Because as the ad says, there is no finish line.  If there were, the Nike brand would still be about exhorting yourself toward physical self-improvement instead of evolving to the culture-shaping dynamo they’ve become.

By Dennis Ryan, CCO, Element 79

No, Television Isn’t Dead. In fact, It Hardly Has a Headcold.

One might reasonably trace our industry’s current low regard for TV back to Top Gun. Tony Scott’s chocolate filtered, MTV visuals ushered in a new standard for visual storytelling on film…and in turn, sent our industry down a road of escalating production costs.  The CG, the morphing, the big dollar talent before and behind the camera; through the 80’s and the 90’s, ad professionals learned to approach commercial filmmaking with a high end fetishistic mania, whether selling cars or Levi’s or spreadable cheese.

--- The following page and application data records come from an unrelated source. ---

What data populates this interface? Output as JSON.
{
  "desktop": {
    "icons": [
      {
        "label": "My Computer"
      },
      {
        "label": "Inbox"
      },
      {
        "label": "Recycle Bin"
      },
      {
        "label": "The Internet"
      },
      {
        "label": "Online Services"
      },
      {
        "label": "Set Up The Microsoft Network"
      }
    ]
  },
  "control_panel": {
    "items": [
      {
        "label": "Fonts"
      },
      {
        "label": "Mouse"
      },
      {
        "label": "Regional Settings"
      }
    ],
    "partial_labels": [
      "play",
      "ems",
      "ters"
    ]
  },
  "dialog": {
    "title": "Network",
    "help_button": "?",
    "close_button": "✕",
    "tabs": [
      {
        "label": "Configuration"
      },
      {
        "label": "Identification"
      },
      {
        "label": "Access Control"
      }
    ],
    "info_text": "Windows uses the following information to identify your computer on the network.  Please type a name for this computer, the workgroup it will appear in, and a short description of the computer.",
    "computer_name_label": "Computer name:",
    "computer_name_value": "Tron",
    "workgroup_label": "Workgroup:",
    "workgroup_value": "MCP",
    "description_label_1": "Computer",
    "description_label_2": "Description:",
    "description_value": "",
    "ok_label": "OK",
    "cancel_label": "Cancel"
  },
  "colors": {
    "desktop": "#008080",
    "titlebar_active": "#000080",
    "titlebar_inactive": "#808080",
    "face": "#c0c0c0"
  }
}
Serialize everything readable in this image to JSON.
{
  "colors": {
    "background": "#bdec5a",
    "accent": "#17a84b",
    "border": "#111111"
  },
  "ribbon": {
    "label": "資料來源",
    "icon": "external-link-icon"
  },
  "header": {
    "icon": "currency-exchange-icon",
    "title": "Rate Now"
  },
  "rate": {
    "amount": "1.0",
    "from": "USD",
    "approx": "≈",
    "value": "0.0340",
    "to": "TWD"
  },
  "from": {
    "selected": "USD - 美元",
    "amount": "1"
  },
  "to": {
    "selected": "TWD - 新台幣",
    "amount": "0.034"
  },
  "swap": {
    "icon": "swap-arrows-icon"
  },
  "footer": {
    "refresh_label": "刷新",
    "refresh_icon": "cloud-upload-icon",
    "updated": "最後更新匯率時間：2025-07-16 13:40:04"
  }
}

So as the new Millenium dawned and the digital revolution took ever deeper hold and changed the fundamentals of how and where we consume media, clients leapt to this new platform and it’s alluring promise of low cost development and free placement.  From a procurement perspective, this is all good for clients.  And today, the promise of social networks and their attendant database and word-of-mouth and viral message amplification promise even greater returns.  For free!  It  is all sooo much better than TV.

"...The Report of My Death Was an Exaggeration."

"...The Report of My Death Was an Exaggeration."

Except for the small detail that it isn’t entirely true. Recently, a group called the Advertising Research Foundation reviewed 388 case histories from seven different advertising research firms and concluded that TV is not only as effective as it’s always been, it may even be increasing in effectiveness at sales building.

To many in our business, that news will be as welcome as a floor length mink at a PETA convention, but the ARF people conjecture that in a market cluttered with choice, television ads help simplify the buying decision.  “They want to zone out and watch TV and relax and let the communications wash over them. It’s an extension of the brand experience,” said Joel Rubinson, ARF’s chief research officer.  That’s not exactly web 2.0 behavior…

In this case, perception is not reality.  Of course, in an image business, perception often means more than reality, and many clients perceive TV as costly and irrelevant. And there’s the rub…

Clients are entirely correct that digital media provide highly personal, cost-effective opportunities to connect with their consumers.  Savvy marketers should use this intimacy to create deeper levels of brand engagement, particularly with innovative engagements on social networks.  Still, the undeniable fact remains that TV continues to hold serve as the number one way to raise awareness.  Period.

And so, high costs and all, high risks and all, lack of guarantees and all, television should remain part of the marketing mix for many major brands.  The dream of a digital world resplendent with business-driving free media simply does not exist for every brand.  A few, savvy, first-adopters?  Maybe, but the rest of us will need to keep applying inspiring new thinking to both our messages and our marketing mixes.  And we’ll need to keep integrating television into our plans: convergence across mediums remains an inevitability.

Studies like this provide valuable reminders against confusing popular opinion and reality.  And how ‘popular opinion’ often proves synonymous with ‘wishful thinking.’  (see also: California Banking Crisis).

In these expanding times, TV now crosses the three screens of TV’s, PC’s and cell phones.  So the real truth is not that television is dead, but rather that is has really, really diversified.

By Dennis Ryan, CCO, Element 79